LONDON, Feb 15 (Reuters) - U.S. banks could lose up to $35 billion in revenues in 2025 under current proposals for new capital rules that could "relevel the playing field" for European lenders, a study showed on Thursday.

The 'Basel III Endgame' standards, the final leg of international bank capital rules that followed the global financial crisis, could impact U.S. banks disproportionately, according to consultancy firm Oliver Wyman.

Each country decides how it will apply the globally agreed Basel rules, leading to some differences in practice, and current proposed U.S. rules are more punitive than European proposals in how market, credit, and operational risk capital are calculated, it added.

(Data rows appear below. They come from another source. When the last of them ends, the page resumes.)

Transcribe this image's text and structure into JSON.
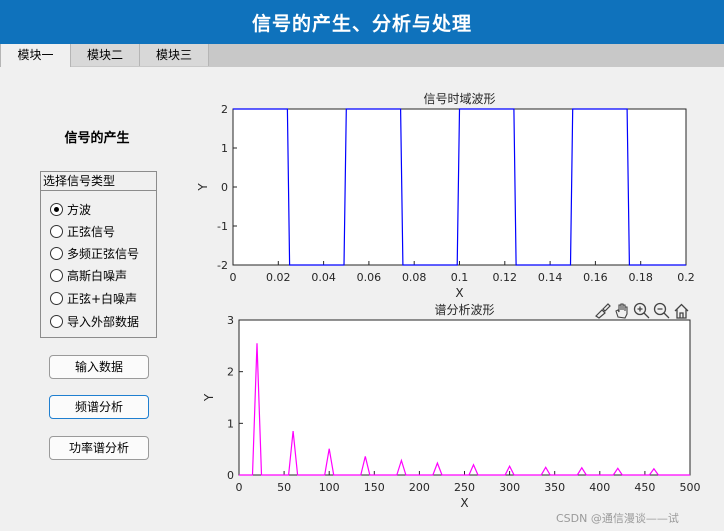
{
  "app": {
    "title": "信号的产生、分析与处理"
  },
  "tabs": [
    {
      "label": "模块一",
      "active": true
    },
    {
      "label": "模块二",
      "active": false
    },
    {
      "label": "模块三",
      "active": false
    }
  ],
  "generator": {
    "title": "信号的产生",
    "group_title": "选择信号类型",
    "options": [
      {
        "label": "方波",
        "selected": true
      },
      {
        "label": "正弦信号",
        "selected": false
      },
      {
        "label": "多频正弦信号",
        "selected": false
      },
      {
        "label": "高斯白噪声",
        "selected": false
      },
      {
        "label": "正弦+白噪声",
        "selected": false
      },
      {
        "label": "导入外部数据",
        "selected": false
      }
    ]
  },
  "buttons": {
    "input_data": "输入数据",
    "spectrum": "频谱分析",
    "power_spectrum": "功率谱分析"
  },
  "axes_toolbar": [
    "brush-icon",
    "pan-hand-icon",
    "zoom-in-icon",
    "zoom-out-icon",
    "home-icon"
  ],
  "watermark": "CSDN @通信漫谈——试",
  "chart_data": [
    {
      "type": "line",
      "title": "信号时域波形",
      "xlabel": "X",
      "ylabel": "Y",
      "xlim": [
        0,
        0.2
      ],
      "ylim": [
        -2,
        2
      ],
      "xticks": [
        "0",
        "0.02",
        "0.04",
        "0.06",
        "0.08",
        "0.1",
        "0.12",
        "0.14",
        "0.16",
        "0.18",
        "0.2"
      ],
      "yticks": [
        "-2",
        "-1",
        "0",
        "1",
        "2"
      ],
      "color": "#0000ff",
      "series": [
        {
          "x": [
            0,
            0.024,
            0.025,
            0.049,
            0.05,
            0.074,
            0.075,
            0.099,
            0.1,
            0.124,
            0.125,
            0.149,
            0.15,
            0.174,
            0.175,
            0.2
          ],
          "y": [
            2,
            2,
            -2,
            -2,
            2,
            2,
            -2,
            -2,
            2,
            2,
            -2,
            -2,
            2,
            2,
            -2,
            -2
          ]
        }
      ]
    },
    {
      "type": "line",
      "title": "谱分析波形",
      "xlabel": "X",
      "ylabel": "Y",
      "xlim": [
        0,
        500
      ],
      "ylim": [
        0,
        3
      ],
      "xticks": [
        "0",
        "50",
        "100",
        "150",
        "200",
        "250",
        "300",
        "350",
        "400",
        "450",
        "500"
      ],
      "yticks": [
        "0",
        "1",
        "2",
        "3"
      ],
      "color": "#ff00ff",
      "series": [
        {
          "x": [
            0,
            15,
            20,
            25,
            55,
            60,
            65,
            95,
            100,
            105,
            135,
            140,
            145,
            175,
            180,
            185,
            215,
            220,
            225,
            255,
            260,
            265,
            295,
            300,
            305,
            335,
            340,
            345,
            375,
            380,
            385,
            415,
            420,
            425,
            455,
            460,
            465,
            500
          ],
          "y": [
            0,
            0,
            2.55,
            0,
            0,
            0.85,
            0,
            0,
            0.51,
            0,
            0,
            0.36,
            0,
            0,
            0.28,
            0,
            0,
            0.23,
            0,
            0,
            0.2,
            0,
            0,
            0.17,
            0,
            0,
            0.15,
            0,
            0,
            0.14,
            0,
            0,
            0.13,
            0,
            0,
            0.12,
            0,
            0
          ]
        }
      ]
    }
  ]
}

European lenders could gain about half the revenue lost by their U.S. peers from next year, with non-bank financial firms such as private credit funds and non-bank liquidity providers winning the rest, the study said, adding that European wholesale banking revenue totalled $195 billion in 2023.

The Federal Reserve is considering possible adjustments to the rules, due to be introduced mid-2025, after U.S. banks warned that they risked causing lenders to curtail lending.

While Oliver Wyman expects changes to the current rules, it said that in the current form Basel III "could largely close the return gap between US and European banks, relevelling the playing field for Europeans."

"It presents an interesting change in direction and an opportunity for European banks," partner Ronan O'Kelly told Reuters.

European banks have lost market share to more profitable U.S. banks since the 2008-09 financial crisis, with investment banking league tables dominated by the Wall Street giants.

European lenders Deutsche Bank, HSBC, Barclays, BNP Paribas, Societe Generale and UBS have seen their share of capital markets business shrink to 35% in 2022 from 41% in 2012, against U.S. firms JP Morgan, Citi, Goldman Sachs and Bank of America, Oliver Wyman found.

But Europeans' share could rise 10 percentage points after Basel III rules are adopted, it said.

Morgan Stanley, which contributed to the research, was excluded from the numbers.

Basel III rules agreed include stricter capital, leverage and liquidity requirements for big banks and aim to boost financial stability.

The current U.S. rules are likely to result in a 35% increase in so-called risk-weighted assets (RWA) for U.S. banks globally and international banks' U.S. subsidiaries, compared with 15% for European banks, Oliver Wyman said.

Risk-weighted assets measure how much capital banks need to hold against the risks they are taking. (Reporting by Stefania Spezzati; additional reporting by Huw E. Jones; Editing by Tommy Reggiori Wilkes and Toby Chopra)